- TASK DESCRIPTION
Please report how many lines in the data underneath hold the word "Counts", with no other text.

- PROVIDED MATERIAL
——————————

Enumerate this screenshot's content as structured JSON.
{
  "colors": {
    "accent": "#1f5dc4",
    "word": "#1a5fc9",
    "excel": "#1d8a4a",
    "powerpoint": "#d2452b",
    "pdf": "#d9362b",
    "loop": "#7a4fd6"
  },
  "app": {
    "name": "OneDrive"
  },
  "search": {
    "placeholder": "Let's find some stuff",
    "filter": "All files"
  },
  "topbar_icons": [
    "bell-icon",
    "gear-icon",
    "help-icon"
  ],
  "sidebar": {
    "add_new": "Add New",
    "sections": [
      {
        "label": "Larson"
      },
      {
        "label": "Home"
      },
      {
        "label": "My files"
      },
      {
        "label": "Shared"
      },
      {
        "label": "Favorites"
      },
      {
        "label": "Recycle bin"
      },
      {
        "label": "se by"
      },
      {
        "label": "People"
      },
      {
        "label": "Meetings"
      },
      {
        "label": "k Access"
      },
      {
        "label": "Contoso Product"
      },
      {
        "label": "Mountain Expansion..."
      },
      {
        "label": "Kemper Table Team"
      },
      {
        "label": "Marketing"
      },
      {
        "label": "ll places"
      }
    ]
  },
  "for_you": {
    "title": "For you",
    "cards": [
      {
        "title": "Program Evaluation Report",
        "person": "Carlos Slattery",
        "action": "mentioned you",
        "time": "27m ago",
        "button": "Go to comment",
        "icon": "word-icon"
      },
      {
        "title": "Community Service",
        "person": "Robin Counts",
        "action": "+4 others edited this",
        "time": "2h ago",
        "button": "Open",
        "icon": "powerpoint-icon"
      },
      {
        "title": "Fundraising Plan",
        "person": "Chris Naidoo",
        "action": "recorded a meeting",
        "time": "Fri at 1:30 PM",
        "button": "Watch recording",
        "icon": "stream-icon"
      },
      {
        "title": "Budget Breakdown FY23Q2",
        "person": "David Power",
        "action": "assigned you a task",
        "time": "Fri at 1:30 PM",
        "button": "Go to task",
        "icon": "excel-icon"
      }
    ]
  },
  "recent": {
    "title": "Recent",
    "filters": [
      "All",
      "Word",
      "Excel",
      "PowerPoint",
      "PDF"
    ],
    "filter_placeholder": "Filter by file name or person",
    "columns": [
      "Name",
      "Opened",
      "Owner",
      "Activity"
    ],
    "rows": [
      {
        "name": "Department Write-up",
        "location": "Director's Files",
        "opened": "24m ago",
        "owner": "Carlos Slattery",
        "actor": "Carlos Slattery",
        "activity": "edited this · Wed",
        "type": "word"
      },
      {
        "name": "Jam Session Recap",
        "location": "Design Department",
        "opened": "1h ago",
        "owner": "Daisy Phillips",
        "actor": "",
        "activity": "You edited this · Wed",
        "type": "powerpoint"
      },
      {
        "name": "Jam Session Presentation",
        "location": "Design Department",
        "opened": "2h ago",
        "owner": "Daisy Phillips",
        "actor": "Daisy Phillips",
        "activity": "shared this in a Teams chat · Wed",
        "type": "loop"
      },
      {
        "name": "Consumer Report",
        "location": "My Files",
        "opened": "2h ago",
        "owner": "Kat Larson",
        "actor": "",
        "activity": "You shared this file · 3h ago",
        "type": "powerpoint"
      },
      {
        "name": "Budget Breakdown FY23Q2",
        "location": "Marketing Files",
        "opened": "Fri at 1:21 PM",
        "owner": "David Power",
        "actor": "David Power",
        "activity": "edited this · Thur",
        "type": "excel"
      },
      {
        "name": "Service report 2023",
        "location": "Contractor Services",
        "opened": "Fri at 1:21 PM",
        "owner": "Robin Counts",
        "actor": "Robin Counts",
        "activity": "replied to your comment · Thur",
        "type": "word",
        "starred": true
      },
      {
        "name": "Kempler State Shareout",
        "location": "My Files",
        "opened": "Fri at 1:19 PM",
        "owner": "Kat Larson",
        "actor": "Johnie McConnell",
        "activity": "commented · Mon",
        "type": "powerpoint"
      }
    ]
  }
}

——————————

- FINISHED EXERCISE
3